Then on the 3rd March some guy with a beard came along acting like he owned the place (Virgin only own 10% of Virgin Trains East Coast). In a newspaper article he told us he wanted to make East Coast sing like the West Coast, comparing East Coast to the run down West Coast service Virgin took over in 1997. In fact it's totally different, the East Coast service has always been highly regarded whether under British Rail, GNER or East Coast whereas the west coast was well overdue for an upgrade in 1997. I considered Branson rubbishing the East Coast as an insult to everyone who's worked hard to keep the standards high on this line.

Although the livery is one of the least important things about the franchise I do think they've done a good job of it and I think it suits this style of train better than the Virgin Trains West Coast livery would have done.

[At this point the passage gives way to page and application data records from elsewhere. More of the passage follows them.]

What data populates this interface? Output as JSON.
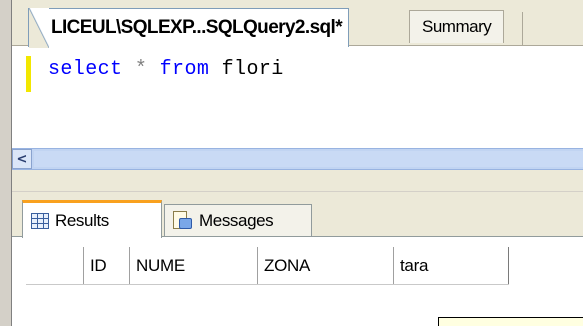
{
  "document_tabs": [
    {
      "label": "LICEUL\\SQLEXP...SQLQuery2.sql*",
      "active": true
    },
    {
      "label": "Summary",
      "active": false
    }
  ],
  "editor": {
    "code": {
      "keyword_select": "select",
      "operator_star": "*",
      "keyword_from": "from",
      "table_name": "flori"
    }
  },
  "scrollbar": {
    "left_arrow": "<"
  },
  "results_tabs": [
    {
      "label": "Results",
      "icon": "grid-icon",
      "active": true
    },
    {
      "label": "Messages",
      "icon": "messages-icon",
      "active": false
    }
  ],
  "results_grid": {
    "columns": [
      "ID",
      "NUME",
      "ZONA",
      "tara"
    ]
  },
  "colors": {
    "keyword": "#0000ff",
    "operator": "#808080",
    "active_tab_accent": "#f9a11e",
    "edit_marker": "#f2e700"
  }
}
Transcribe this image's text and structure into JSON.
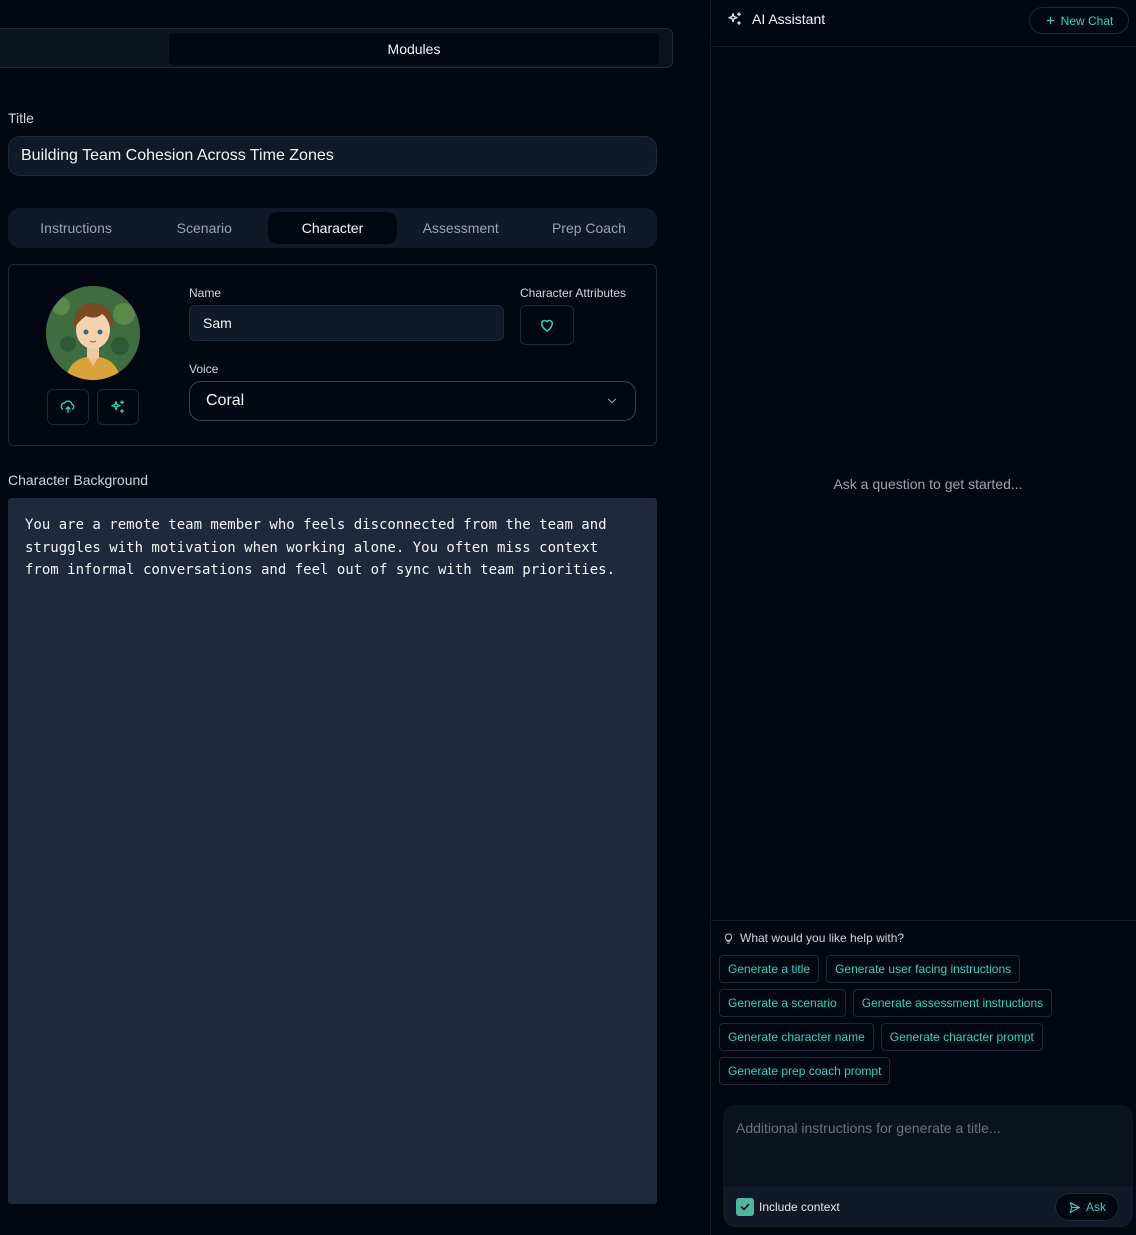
{
  "modules": {
    "tab_label": "Modules"
  },
  "form": {
    "title_label": "Title",
    "title_value": "Building Team Cohesion Across Time Zones",
    "tabs": [
      {
        "label": "Instructions"
      },
      {
        "label": "Scenario"
      },
      {
        "label": "Character"
      },
      {
        "label": "Assessment"
      },
      {
        "label": "Prep Coach"
      }
    ],
    "active_tab": "Character",
    "character": {
      "name_label": "Name",
      "name_value": "Sam",
      "attributes_label": "Character Attributes",
      "voice_label": "Voice",
      "voice_value": "Coral",
      "background_label": "Character Background",
      "background_text": "You are a remote team member who feels disconnected from the team and\nstruggles with motivation when working alone. You often miss context\nfrom informal conversations and feel out of sync with team priorities."
    }
  },
  "assistant": {
    "title": "AI Assistant",
    "new_chat_label": "New Chat",
    "empty_message": "Ask a question to get started...",
    "help_question": "What would you like help with?",
    "suggestions": [
      {
        "label": "Generate a title"
      },
      {
        "label": "Generate user facing instructions"
      },
      {
        "label": "Generate a scenario"
      },
      {
        "label": "Generate assessment instructions"
      },
      {
        "label": "Generate character name"
      },
      {
        "label": "Generate character prompt"
      },
      {
        "label": "Generate prep coach prompt"
      }
    ],
    "composer_placeholder": "Additional instructions for generate a title...",
    "include_context_label": "Include context",
    "include_context_checked": true,
    "ask_label": "Ask"
  },
  "colors": {
    "accent": "#2dd4bf",
    "background": "#030712",
    "checkbox": "#4fb59e"
  }
}
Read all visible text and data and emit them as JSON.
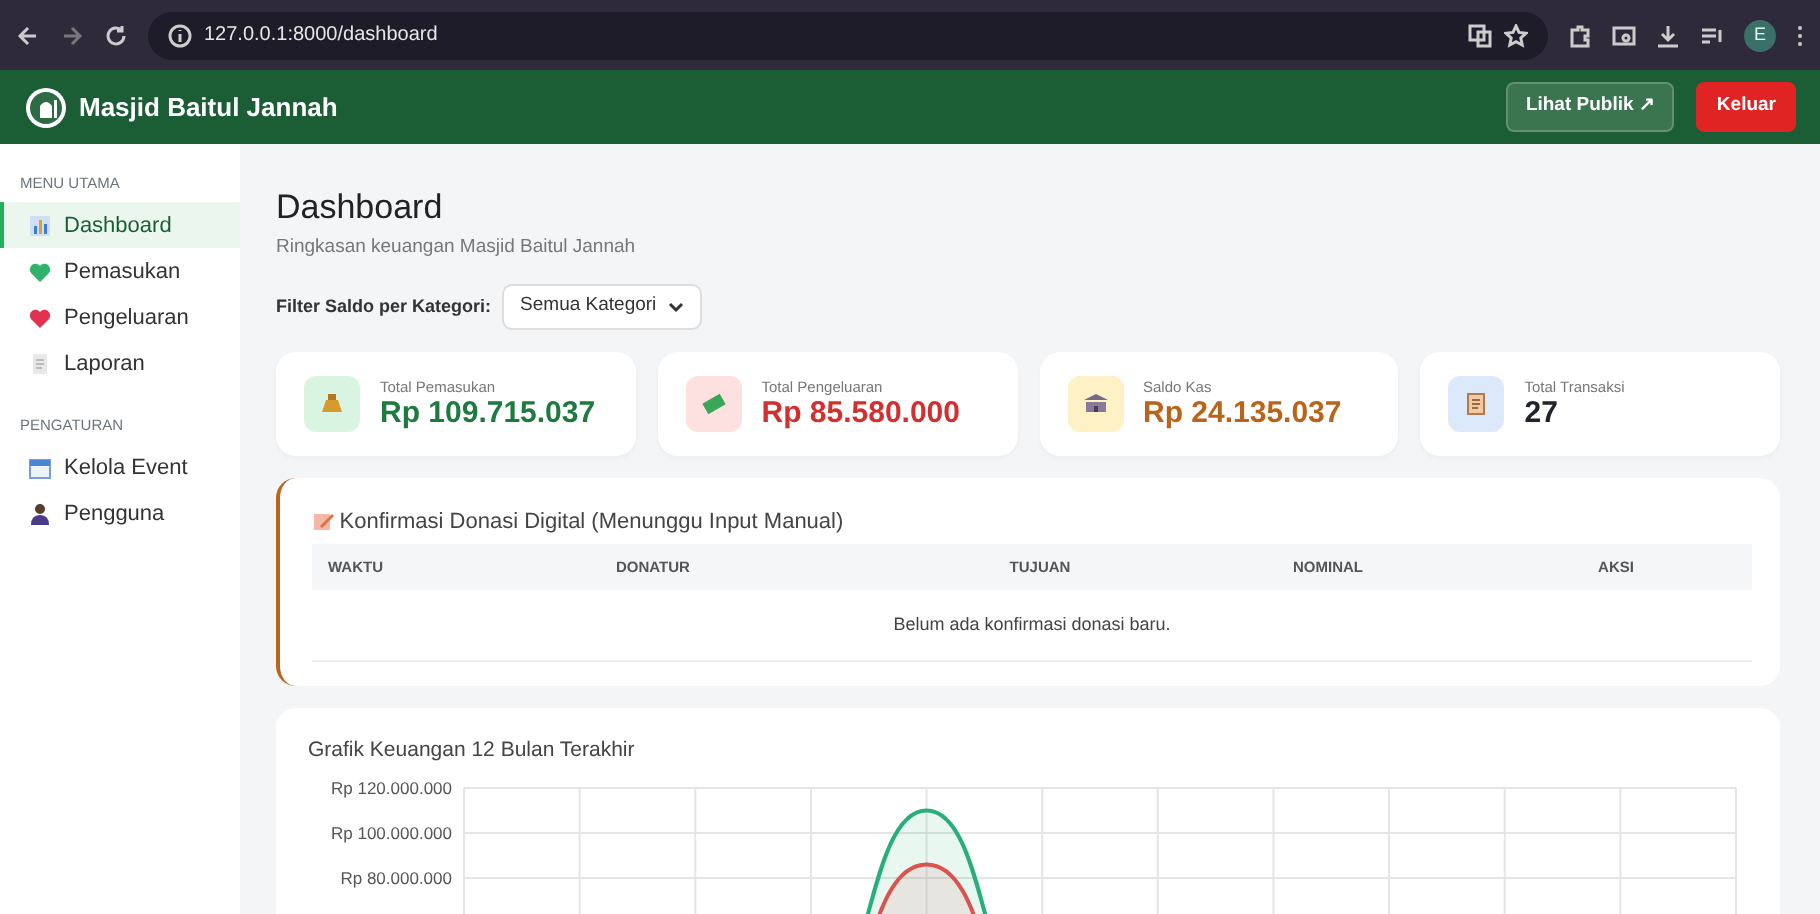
{
  "browser": {
    "url": "127.0.0.1:8000/dashboard",
    "profile_initial": "E"
  },
  "navbar": {
    "brand": "Masjid Baitul Jannah",
    "buttons": [
      {
        "label": "Lihat Publik ↗",
        "kind": "outline"
      },
      {
        "label": "Keluar",
        "kind": "danger"
      }
    ]
  },
  "sidebar": {
    "sections": [
      {
        "title": "MENU UTAMA",
        "items": [
          {
            "label": "Dashboard",
            "selected": true
          },
          {
            "label": "Pemasukan",
            "selected": false
          },
          {
            "label": "Pengeluaran",
            "selected": false
          },
          {
            "label": "Laporan",
            "selected": false
          }
        ]
      },
      {
        "title": "PENGATURAN",
        "items": [
          {
            "label": "Kelola Event",
            "selected": false
          },
          {
            "label": "Pengguna",
            "selected": false
          }
        ]
      }
    ]
  },
  "page": {
    "title": "Dashboard",
    "subtitle": "Ringkasan keuangan Masjid Baitul Jannah",
    "filter": {
      "label": "Filter Saldo per Kategori:",
      "value": "Semua Kategori"
    }
  },
  "stats": [
    {
      "label": "Total Pemasukan",
      "value": "Rp 109.715.037",
      "color": "#1e7a3f"
    },
    {
      "label": "Total Pengeluaran",
      "value": "Rp 85.580.000",
      "color": "#d32f2f"
    },
    {
      "label": "Saldo Kas",
      "value": "Rp 24.135.037",
      "color": "#b8651b"
    },
    {
      "label": "Total Transaksi",
      "value": "27",
      "color": "#212529"
    }
  ],
  "donations": {
    "title": "Konfirmasi Donasi Digital (Menunggu Input Manual)",
    "columns": [
      "WAKTU",
      "DONATUR",
      "TUJUAN",
      "NOMINAL",
      "AKSI"
    ],
    "empty_message": "Belum ada konfirmasi donasi baru."
  },
  "chart": {
    "title": "Grafik Keuangan 12 Bulan Terakhir",
    "y_axis_labels": [
      "Rp 120.000.000",
      "Rp 100.000.000",
      "Rp 80.000.000"
    ]
  }
}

But I do think a change in livery will be in order when the new trains arrive as this style wouldn't suit a more modern train quite as well.

How are things now?

Not too bad! For me the service has been as good as ever. A few minor issues but East Coast had their share of issues too, there doesn't seem to be any major issues, I still enjoy travelling on VTEC. On the other hand British Airways seem to be doing all they can to take the fun out of flying so although I expected to be flying more I gave up on that idea pretty quickly. Although I can drive, I don't own a car as I generally have no need for one being based in London. So while I'm happy with VTEC now, if things did decline or get too expensive it would see me getting a car. 

Private or Nationalised?

My fondest memories of rail travel were during the GNER days. I loved that just about every weekday service at or around mealtimes had an on-board restaurant and they took pride in their glassware (it feels better drinking wine out of a wine glass rather than a tumbler). Being able to have a three course meal on-board the train is a great experience. Therefore I can't say privatisation is always bad and I'm certainly happy to give Virgin Trains East Coast a chance to prove themselves. However, I did believe East Coast was doing a good job and was profitable that the government should have instead focused on poor performing franchises such as Greater Anglia rather than risking a generally successful formula.

What have been the nice surprises?

They still talk to me! :) I've spoken to many people at various levels of the organisation including David Horne and they are keen to listen, he's one of the few railway MDs on Twitter and is happy for you to email him. The Save East Coast Rewards team have started an ongoing dialogue with the marketing director, Danny, with the intention of having meetings going forward every few months to see how things are progressing in our efforts to see passengers get rewarded more.

That said, the journey should be its own reward and I want to see the franchise be a success. If the only mistake they've made by the end of their franchise is Nectar then they'll probably still be the best operator in the UK. They have the right team to do great things, let's just hope that their budgets allow it (while keeping fares fair!)

The thing that's impressed me more than anything about VTEC is their community engagement. Doing things that promote the areas served by VTEC is a win-win situation for both themselves and the economies of the local areas if they can get more people to visit. Big events they've had a presence at have included the Lincoln Magna Carta celebrations, Newcastle (and the lesser known London) Pride and Edinburgh Fringe.

So as their launch poster said "great people, greater things!" I'm still optimistic for the future, even if it'll never be quite as rewarding. But don't worry, if I see standards slipping I'll certainly be doing my best to keep them on their toes and make improvements. Let's ensure we keep the East Coast the best in the UK.